Pandemic Perspectives: Mark Inglis
Mark Inglis is the Marketing and Communications Officer for the Cape Breton Regional Hospital Foundation (CBRH). CBRH Foundation is a registered charity and its primary goal is to connect donors near and far to the Cape Breton Regional Hospital while also fostering meaningful and lasting relationships that support the work of the Cape Breton Regional Hospital Foundation’s fundraising efforts. They are responsible for raising funds to strengthen the health of Cape Bretoners across the island.
This is his COVID-19 story…
When reflecting on what the last few months has brought in terms of changes, one of the biggest things I have noticed in myself is fully appreciating how meaningful face-to-face exchanges are to relationship building. In my industry, social meetings are very valuable, so the lack of normal interactions has been very challenging to me.
I have some of my most productive meetings at a restaurant or coffee shop. I find people are more at ease when they are social than when it’s in an office or over a phone. So, although we have adapted and have learned how to communicate virtually, the sheer importance of personal connections has yet to be fully replaced.
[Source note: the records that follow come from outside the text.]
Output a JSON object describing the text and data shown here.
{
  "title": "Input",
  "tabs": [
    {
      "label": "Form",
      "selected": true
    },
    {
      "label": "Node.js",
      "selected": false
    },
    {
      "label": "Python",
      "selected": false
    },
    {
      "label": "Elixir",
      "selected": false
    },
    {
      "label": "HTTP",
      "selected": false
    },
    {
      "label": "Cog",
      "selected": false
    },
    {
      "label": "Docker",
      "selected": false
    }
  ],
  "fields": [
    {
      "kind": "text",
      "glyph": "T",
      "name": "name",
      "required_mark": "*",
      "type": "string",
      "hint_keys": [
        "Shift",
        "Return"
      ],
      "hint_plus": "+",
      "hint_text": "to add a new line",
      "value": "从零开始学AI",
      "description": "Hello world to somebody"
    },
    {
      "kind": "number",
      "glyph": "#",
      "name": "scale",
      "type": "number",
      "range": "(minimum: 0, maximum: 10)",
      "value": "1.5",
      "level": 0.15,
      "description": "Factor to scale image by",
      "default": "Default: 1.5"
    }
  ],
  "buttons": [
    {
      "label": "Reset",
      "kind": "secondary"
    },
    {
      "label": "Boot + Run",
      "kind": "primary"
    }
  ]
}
This experience has really offered me a chance to see where my strengths are and what I can do to improve other skill sets moving forward. What has been most helpful has been learning what we can do when faced with a seemingly insurmountable issue. And how we have learned and adapted to these circumstances.
Moving forward I hope we can continue to be open to adapting and learning in ways which helps everyone in our community survive these truly unprecedented times.
After the first wave, I’ve seen that those in our community who already have social systems in place-able to survive. Many have adapted and were able to get through without much overall challenge. However, those who do not have the safety nets in place must have faced incredible challenges. Many would not have had access to basics, and most likely fell through the cracks.
We need to make sure everyone has access to the supports they need to stay connected and safe.
The more we can prepare for the worst, the better we can serve those in need when the second wave inevitably happens.